LIBOR

LIBOR

LIBOR has an influence on interest rates around the world; but recently there have been some questions raised about the rigging of interest rates. Barclays already had to pay over $45 million in fines and it looks like there may be many more fines, and possibly lawsuits to come. Many say that regulators should impose more fines on some of the other 16 banks that are members of the British Bankers Association in hopes that there will never be a repeat.

LIBOR is the London Interbank Offered Rate which is the rate which these 16 banks charge one another for short term deposits and loans. This rate becomes a benchmark for interest rates set worldwide. It influences literally hundreds of trillions of dollars. LIBOR has an influence on various financial contracts corporate loans such as those managed by companies such as Effi Enterprises, interest rate swaps and floating rate mortgages.

Presently, there is much talk about criminal charges and possible jail terms for those involved. Asia, Europe, Canada and the US are investigating what looks like a huge picture of deceit and avarice. Banks must submit their data to be used in calculating the LIBOR; but in order to hide their own institution’s financial problems, or to boost profits for traders, they have submitted falsified data. Remember, that the LIBOR influences interest rates around the world so the repercussions of these devious acts are felt worldwide. Because it affects interest rates, investment firms like Effi Enterprises have been affected by the lowered benchmark.
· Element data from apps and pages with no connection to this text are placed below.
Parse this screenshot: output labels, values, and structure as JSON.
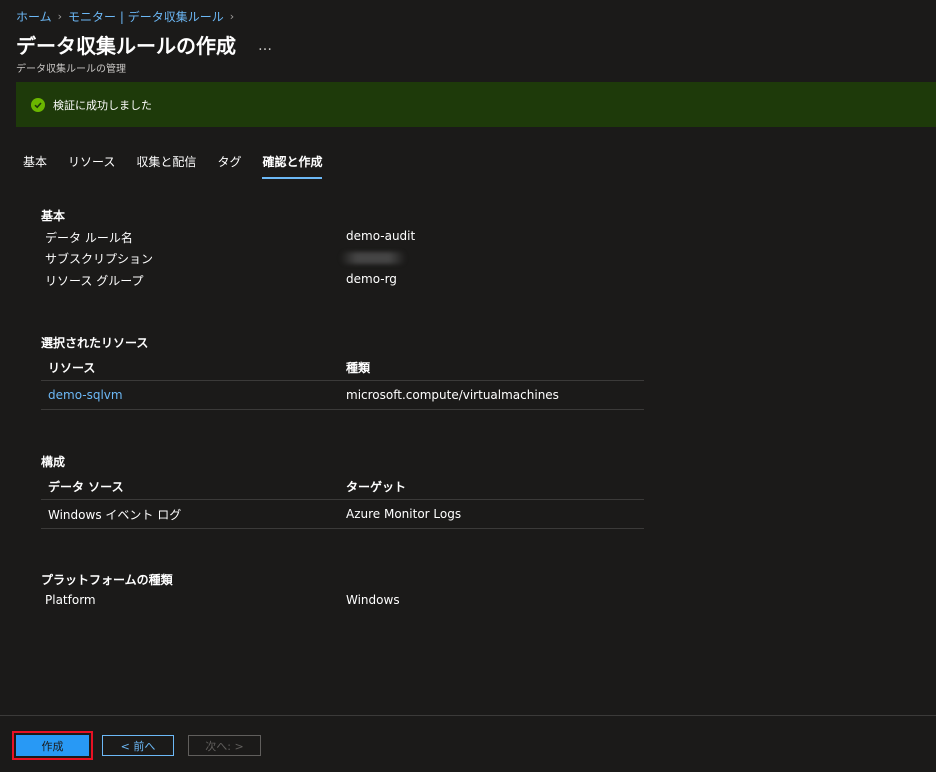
{
  "breadcrumb": {
    "home": "ホーム",
    "monitor": "モニター | データ収集ルール"
  },
  "header": {
    "title": "データ収集ルールの作成",
    "more": "…",
    "subtitle": "データ収集ルールの管理"
  },
  "banner": {
    "icon": "check-circle-icon",
    "text": "検証に成功しました",
    "color": "#1e3a0a"
  },
  "tabs": [
    {
      "label": "基本"
    },
    {
      "label": "リソース"
    },
    {
      "label": "収集と配信"
    },
    {
      "label": "タグ"
    },
    {
      "label": "確認と作成"
    }
  ],
  "basics": {
    "title": "基本",
    "rows": [
      {
        "label": "データ ルール名",
        "value": "demo-audit"
      },
      {
        "label": "サブスクリプション",
        "value": ""
      },
      {
        "label": "リソース グループ",
        "value": "demo-rg"
      }
    ]
  },
  "resources": {
    "title": "選択されたリソース",
    "headers": [
      "リソース",
      "種類"
    ],
    "rows": [
      {
        "name": "demo-sqlvm",
        "type": "microsoft.compute/virtualmachines"
      }
    ]
  },
  "config": {
    "title": "構成",
    "headers": [
      "データ ソース",
      "ターゲット"
    ],
    "rows": [
      {
        "source": "Windows イベント ログ",
        "target": "Azure Monitor Logs"
      }
    ]
  },
  "platform": {
    "title": "プラットフォームの種類",
    "label": "Platform",
    "value": "Windows"
  },
  "footer": {
    "create": "作成",
    "previous": "< 前へ",
    "next": "次へ: >"
  },
  "colors": {
    "accent": "#2899f5",
    "link": "#6cb8f6",
    "success": "#6bb700",
    "highlight_border": "#e81123"
  }
}
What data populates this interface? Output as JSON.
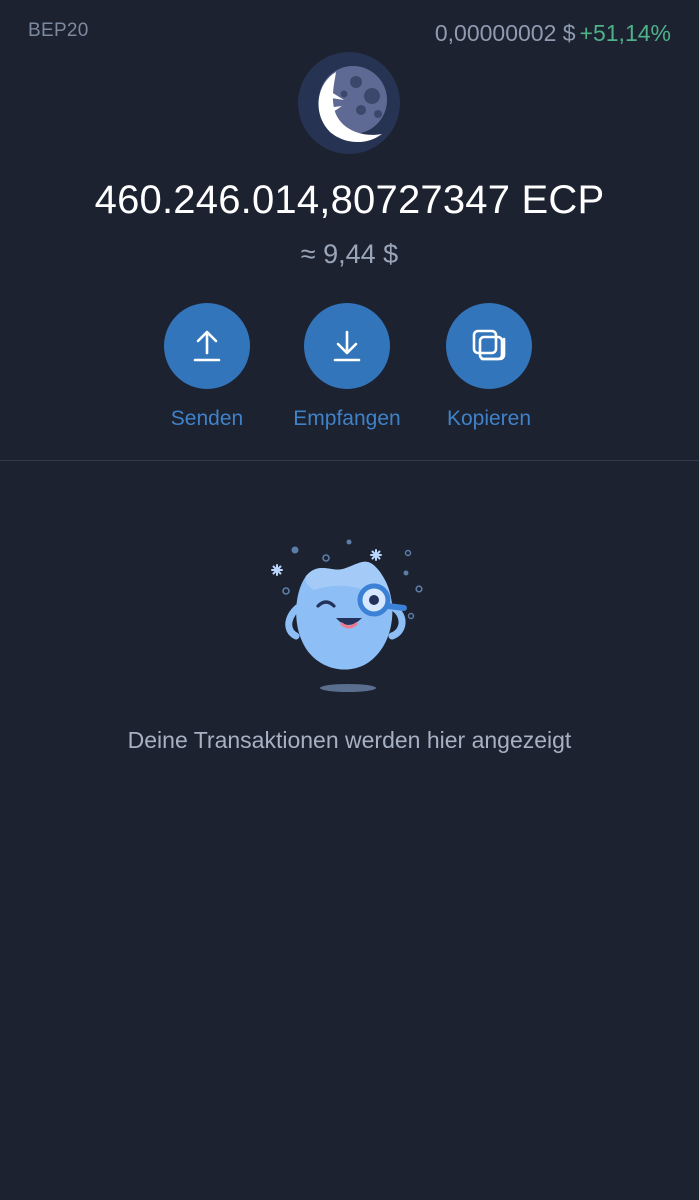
{
  "header": {
    "network": "BEP20",
    "price": "0,00000002 $",
    "change": "+51,14%"
  },
  "token": {
    "logo_icon": "crescent-moon-logo-icon",
    "balance": "460.246.014,80727347 ECP",
    "fiat_value": "≈ 9,44 $"
  },
  "actions": [
    {
      "label": "Senden",
      "icon": "upload-arrow-icon"
    },
    {
      "label": "Empfangen",
      "icon": "download-arrow-icon"
    },
    {
      "label": "Kopieren",
      "icon": "copy-icon"
    }
  ],
  "transactions": {
    "empty_message": "Deine Transaktionen werden hier angezeigt",
    "illustration_icon": "magnifier-mascot-icon"
  },
  "colors": {
    "background": "#1c2230",
    "accent": "#3375bb",
    "positive": "#4fb08a"
  }
}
Lawsuits are pending but as they are pursued they can mean global financial disaster. Municipal governments and investment firms purchased bonds or have entered into financial contracts which were based on LIBOR. They are now asking for compensation from the banks since they intentionally manipulated the benchmark. If the suits take place as it is assumed they will we are talking about potentially tens of billions of dollars that will have to be paid out.

Just so we understand how large of an impact this could have let’s say that LIBOR was only 0.1 percent off for one year. In that time the incongruity on the $300 trillion of swaps could easily mean that the rates were off by up to about $300 billion. This is just one type of contract; it doesn’t even take into account all the other types of contracts or any punitive damages that might be sought. It’s big enough the entire banking system could be crippled.

One suggested option would be for the banks to set up a compensation fund for the victims of LIBOR so that all the banks could pool resources to pay out. An administrator would need to be independent but he could generate a transparent formula which could estimate and calculate the damages that have been done. If the banks at least attempt to right the wrong clients might be more willing to settle instead of pursuing litigation which would be much more costly.

Of course this would take much cooperation among these banks. They would need to decide how much LIBOR had been skewed because of the misreports. Then they would also have to decide how much of the financial liability each bank should be responsible for. Government involvement could help to expedite the process. There may be more regulations set by governments which could help improve the bank’s transparency. Had they maintained transparency this would have never happened in the first place. Perhaps this is a lesson for all of those who deal with financial institutions. Consumers and businesses can benefit from open and honest transparency.